Headline: "Women a 'driving force' in Ohio handgun sales"
The Mansfield News-Journal is reporting that the influx of new concealed handgun licenses comes as the image of the average gun owner -- a middle-aged man -- is changing.
From the story:
At a recent gun show in Mansfield, where venders peddling everything from flak jackets to military meals ready-to-eat gave the event the feel of a survivalists convention, more than a few women milled around among the scores of men buying or looking.
"Since the CCW permits, more women are getting their CCW permits than men," said David Holden, 43, owner of an East Canton gun shop and one of the show's sellers. "Women are the driving force in the gun sales."
It wasn't always so.
The expected rush by women to apply for a permit did not materialize for the first couple of years after the 2004 passage of Ohio's concealed handgun law. State lawmakers who supported concealed carry cast about for reasons why.
Long-time state Rep. Jim Aslanides, Ohio's first concealed handgun permit holder, said women constituents didn't want their ages and names printed in the paper. The Coshocton County-area Republican later helped pass House Bill 9, which in 2007 amended Ohio's Public Records Act to limit media access to licensee information.
"If a person wants to have their privacy, I understand why," said Luverna Rossington, of Bucyrus. "I just accept the fact that I always had a right."
The 73-year-old, who grew up on a farm around guns, got her permit in 2004 and doesn't travel without her firearm. Her husband Ron and two sons also have licenses.
"I renewed it once, and I plan to keep it," Luverna said. "It gives you a little more confidence that you're safe."
Holden told the newspaper that for his family, their way of life now more or less revolves around guns. His 11-year-old daughter Christina has a youth permit and shoots on a rifle team. On weekends, the family heads out to gun shows across the state and Midwest with their business, National Firearms LLC.
"I carry a firearm everywhere I go," Holden's 41-year-old wife, Charlotte, said while showing off some her wares -- a snub-nosed revolver and one of Smith & Wesson's Airweight pistols. "I married into a family where guns were a way of life."
Charlotte, a State-Tested Nursing Assistant, keeps her handgun locked in her glovebox while at work in a nursing home.

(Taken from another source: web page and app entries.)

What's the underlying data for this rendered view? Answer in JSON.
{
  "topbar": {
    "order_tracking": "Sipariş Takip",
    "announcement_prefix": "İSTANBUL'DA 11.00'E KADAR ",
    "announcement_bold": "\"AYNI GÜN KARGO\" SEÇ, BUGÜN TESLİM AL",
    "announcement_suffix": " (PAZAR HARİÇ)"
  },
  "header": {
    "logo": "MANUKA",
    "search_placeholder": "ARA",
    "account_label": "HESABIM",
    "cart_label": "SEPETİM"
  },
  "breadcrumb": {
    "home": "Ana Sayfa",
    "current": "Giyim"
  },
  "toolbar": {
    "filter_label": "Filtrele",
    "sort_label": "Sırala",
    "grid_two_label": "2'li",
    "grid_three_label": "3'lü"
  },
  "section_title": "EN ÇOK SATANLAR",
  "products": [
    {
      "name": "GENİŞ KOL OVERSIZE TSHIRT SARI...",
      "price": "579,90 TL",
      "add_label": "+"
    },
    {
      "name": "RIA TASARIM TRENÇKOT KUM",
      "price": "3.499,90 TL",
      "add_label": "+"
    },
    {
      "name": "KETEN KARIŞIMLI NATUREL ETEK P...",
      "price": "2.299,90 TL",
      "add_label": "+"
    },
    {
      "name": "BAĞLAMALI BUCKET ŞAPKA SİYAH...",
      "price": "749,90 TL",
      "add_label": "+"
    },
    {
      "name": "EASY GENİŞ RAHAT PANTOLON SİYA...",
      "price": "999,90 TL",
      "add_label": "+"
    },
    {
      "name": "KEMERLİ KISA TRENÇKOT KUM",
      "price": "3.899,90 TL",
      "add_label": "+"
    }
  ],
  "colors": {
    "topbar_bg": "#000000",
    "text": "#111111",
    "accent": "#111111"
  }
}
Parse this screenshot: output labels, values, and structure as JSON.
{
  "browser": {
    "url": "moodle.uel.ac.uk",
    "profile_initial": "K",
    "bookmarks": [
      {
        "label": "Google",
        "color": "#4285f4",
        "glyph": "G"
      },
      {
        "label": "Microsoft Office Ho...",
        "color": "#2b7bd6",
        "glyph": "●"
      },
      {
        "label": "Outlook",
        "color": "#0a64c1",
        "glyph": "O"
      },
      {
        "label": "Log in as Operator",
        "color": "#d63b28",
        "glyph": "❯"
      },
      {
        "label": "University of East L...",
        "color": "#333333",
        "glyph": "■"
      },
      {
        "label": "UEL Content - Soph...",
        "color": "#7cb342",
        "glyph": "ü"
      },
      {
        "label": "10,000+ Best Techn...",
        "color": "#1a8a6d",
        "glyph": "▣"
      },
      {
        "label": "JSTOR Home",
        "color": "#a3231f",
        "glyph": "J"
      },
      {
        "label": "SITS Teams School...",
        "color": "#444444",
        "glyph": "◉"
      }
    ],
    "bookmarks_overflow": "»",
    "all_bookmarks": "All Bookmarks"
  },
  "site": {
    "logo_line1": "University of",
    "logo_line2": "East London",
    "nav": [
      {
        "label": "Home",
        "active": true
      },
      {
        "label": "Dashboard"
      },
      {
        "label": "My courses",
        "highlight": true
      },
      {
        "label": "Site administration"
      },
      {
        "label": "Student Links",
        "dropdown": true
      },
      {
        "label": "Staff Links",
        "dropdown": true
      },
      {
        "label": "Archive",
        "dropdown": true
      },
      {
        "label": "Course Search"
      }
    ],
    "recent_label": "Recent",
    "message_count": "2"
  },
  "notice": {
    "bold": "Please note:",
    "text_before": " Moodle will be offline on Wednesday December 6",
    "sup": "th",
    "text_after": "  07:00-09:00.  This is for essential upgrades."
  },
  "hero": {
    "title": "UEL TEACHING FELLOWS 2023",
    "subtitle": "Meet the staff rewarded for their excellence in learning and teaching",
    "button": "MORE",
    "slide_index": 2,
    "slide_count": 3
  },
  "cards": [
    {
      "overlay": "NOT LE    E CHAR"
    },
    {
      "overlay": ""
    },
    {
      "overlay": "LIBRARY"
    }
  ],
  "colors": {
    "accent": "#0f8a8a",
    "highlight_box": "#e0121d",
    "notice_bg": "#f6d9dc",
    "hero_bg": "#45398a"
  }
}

Furthermore, firearm manufacturers are reaching out to female gun owners in the midst of the surge in licenses.
In May 2009, the Smith & Wesson Corporation supported Susan G. Komen for the Cure organization through a unique 9 mm handgun.
The company made its first quarterly donation to the breast cancer awareness organization through proceeds collected from the sale of a black-and-pink polymer-frame pistol. Professional shooter Julie Goloski Golob designed the pistol with the company.
The full-size pistol is engraved with the awareness ribbon on the slide and is packaged with two pink grip inserts (small and medium) along with the three standard black grip inserts.
Louis Katona, a New Washington police officer and certified concealed carry instructor, told the News-Journal he isn't surprised by the gun show demographics, saying that women make up 40 to 50 percent of his classes.
"They seldom come alone -- they come with their fathers, husbands or brothers," he is quoted as saying. "It makes (women) feel empowered. They just want to do something to protect their families and themselves."